According to the police, Alabama fan Harvey Updyke laced the soil around the trees with Spike 80DF late last fall, and Auburn’s horticulture department has been fighting to save the trees from dying throughout the past year.
Early assessments from Auburn’s team of scientists indicated that the two live oaks would likely die, but the new leaves sprouting across the upper branches of both trees are an encouraging sign.
Never miss a local story.
“You look at our alternative,” Keever said. “If we didn’t have that new flush growth on the trees now, they’d essentially be dead.”
Auburn’s horticulture department will monitor the trees closely over the growth cycle of the next 4-6 weeks to determine how much effect the herbicide is having on the two trees.
A year ago, leaves sprouted from the branches during the spring, quickly turned from red to yellow to brown and fell, an indicator that the herbicide had infected the tree.
Until the leaves stay in full bloom throughout an entire growth cycle, Keever and his cohorts will not know whether or not the trees are on their way back from the effects of the poison.
Auburn’s team of scientists have also taken soil and foliar samples from the trees, When those samples have been analyzed, Keever said, Auburn will know how much herbicide is still present in the zone where the tree is likely to be taking water and nutrients.
“As we progress over the next 4-6 weeks, depending on herbicide symptom development, we’ll have a much better idea of if we’re likely to repeat what we saw last year,” Keever said.\An exploratory committee has been formed at Auburn to suggest new options to preserve the rolling tradition of Toomer’s Corner in case the trees die, but Keever’s first priority is to try to save the two live oaks.
Right now, Toomer’s Oaks are being treated with a liquid fertilizer program every two weeks, and on March 26, the trees will be injected with a sugar solution to help supplement the tree’s lost production of food.
Spike 80DF is a photosynthesis inhibitor, meaning it kills plant life by shutting down the plant’s ability to make food.
In addition, the trees will be pruned over the next several weeks to remove dead branches that could become hazardous.

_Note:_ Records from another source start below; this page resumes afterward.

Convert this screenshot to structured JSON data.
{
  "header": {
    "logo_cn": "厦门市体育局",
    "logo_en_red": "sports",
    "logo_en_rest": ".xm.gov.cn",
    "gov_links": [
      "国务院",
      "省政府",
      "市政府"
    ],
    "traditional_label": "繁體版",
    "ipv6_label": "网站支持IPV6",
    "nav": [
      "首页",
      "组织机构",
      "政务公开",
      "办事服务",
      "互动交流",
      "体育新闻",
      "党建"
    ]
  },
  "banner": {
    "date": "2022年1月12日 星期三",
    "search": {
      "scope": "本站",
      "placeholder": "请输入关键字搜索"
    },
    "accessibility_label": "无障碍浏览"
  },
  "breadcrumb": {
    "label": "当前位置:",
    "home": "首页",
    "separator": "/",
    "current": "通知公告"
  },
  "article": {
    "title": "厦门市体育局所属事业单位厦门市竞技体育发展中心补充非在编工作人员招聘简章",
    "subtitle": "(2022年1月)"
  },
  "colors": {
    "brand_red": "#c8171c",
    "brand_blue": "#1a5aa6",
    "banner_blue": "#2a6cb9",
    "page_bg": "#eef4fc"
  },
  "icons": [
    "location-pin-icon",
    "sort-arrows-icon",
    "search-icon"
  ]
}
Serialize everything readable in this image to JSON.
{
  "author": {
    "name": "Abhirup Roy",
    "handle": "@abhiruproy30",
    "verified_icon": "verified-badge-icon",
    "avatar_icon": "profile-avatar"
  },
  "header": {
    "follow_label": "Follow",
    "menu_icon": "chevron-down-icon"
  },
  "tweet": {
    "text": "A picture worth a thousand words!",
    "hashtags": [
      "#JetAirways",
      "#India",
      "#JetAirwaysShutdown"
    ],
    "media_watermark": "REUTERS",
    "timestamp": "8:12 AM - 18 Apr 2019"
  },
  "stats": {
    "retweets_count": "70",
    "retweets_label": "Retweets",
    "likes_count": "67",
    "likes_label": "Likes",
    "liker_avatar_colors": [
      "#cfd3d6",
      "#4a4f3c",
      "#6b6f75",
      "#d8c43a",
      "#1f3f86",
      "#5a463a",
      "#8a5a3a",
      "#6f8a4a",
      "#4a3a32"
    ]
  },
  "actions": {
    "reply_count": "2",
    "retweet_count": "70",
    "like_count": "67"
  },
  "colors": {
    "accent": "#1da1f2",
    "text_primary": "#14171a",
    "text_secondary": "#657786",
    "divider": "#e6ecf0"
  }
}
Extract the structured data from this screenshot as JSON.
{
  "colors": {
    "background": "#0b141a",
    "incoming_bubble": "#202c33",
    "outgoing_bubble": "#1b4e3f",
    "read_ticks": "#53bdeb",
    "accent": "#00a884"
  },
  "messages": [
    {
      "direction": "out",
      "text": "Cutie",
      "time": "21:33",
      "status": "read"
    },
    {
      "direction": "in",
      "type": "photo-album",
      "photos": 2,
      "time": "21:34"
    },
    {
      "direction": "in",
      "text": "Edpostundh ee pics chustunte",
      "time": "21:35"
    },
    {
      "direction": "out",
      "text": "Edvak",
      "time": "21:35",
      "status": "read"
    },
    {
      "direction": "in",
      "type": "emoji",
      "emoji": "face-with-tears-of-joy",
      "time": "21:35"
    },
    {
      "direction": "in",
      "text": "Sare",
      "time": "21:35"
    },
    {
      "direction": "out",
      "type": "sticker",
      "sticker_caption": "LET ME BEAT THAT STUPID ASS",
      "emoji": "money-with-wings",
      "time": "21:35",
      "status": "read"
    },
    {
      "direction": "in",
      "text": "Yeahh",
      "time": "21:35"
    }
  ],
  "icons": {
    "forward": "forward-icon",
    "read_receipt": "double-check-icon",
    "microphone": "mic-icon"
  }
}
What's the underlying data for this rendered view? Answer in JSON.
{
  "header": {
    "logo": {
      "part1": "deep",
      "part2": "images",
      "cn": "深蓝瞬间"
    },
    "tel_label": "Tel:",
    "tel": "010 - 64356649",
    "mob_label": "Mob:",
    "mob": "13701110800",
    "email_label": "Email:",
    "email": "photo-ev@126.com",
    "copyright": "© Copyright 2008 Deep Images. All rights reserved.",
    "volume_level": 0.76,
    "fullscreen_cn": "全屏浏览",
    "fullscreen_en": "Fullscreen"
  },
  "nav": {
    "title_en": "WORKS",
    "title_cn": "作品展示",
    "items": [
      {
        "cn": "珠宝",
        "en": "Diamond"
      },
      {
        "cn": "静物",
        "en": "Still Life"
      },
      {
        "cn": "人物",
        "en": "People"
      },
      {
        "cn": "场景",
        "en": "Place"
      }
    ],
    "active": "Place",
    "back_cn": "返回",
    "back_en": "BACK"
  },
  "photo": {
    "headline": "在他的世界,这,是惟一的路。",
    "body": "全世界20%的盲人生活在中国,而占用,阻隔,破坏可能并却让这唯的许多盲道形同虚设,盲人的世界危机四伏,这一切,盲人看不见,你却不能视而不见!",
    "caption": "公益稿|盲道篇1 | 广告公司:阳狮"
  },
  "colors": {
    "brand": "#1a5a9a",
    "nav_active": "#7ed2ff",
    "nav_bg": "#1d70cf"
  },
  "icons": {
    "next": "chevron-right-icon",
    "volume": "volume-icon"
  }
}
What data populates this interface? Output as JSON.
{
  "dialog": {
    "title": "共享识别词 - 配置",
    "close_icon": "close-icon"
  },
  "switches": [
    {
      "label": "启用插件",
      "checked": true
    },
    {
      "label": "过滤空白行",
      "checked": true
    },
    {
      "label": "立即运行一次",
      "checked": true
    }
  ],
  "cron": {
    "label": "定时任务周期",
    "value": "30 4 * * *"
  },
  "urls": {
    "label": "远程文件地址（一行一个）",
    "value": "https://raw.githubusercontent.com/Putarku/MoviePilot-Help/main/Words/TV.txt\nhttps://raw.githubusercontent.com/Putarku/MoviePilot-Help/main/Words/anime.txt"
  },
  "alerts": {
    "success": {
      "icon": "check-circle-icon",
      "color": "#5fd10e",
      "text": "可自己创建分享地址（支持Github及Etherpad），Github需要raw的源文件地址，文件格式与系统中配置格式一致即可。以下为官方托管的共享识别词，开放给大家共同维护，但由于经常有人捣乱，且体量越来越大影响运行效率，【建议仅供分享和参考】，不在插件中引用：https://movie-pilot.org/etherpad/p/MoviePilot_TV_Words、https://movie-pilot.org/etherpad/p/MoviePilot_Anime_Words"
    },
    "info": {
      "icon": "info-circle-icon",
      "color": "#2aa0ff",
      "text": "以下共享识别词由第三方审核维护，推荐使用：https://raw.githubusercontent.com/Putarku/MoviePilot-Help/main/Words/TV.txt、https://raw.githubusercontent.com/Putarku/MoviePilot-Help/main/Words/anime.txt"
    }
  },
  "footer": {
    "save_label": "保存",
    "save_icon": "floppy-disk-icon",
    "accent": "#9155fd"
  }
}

“There is concern for a few limbs in the tree, and we don’t want them to become hazard limbs,” said Stephen Enloe, an associate agronomy and soils professor at Auburn. “So we’ll go ahead and be removing some of the dead wood over the next couple of weeks.”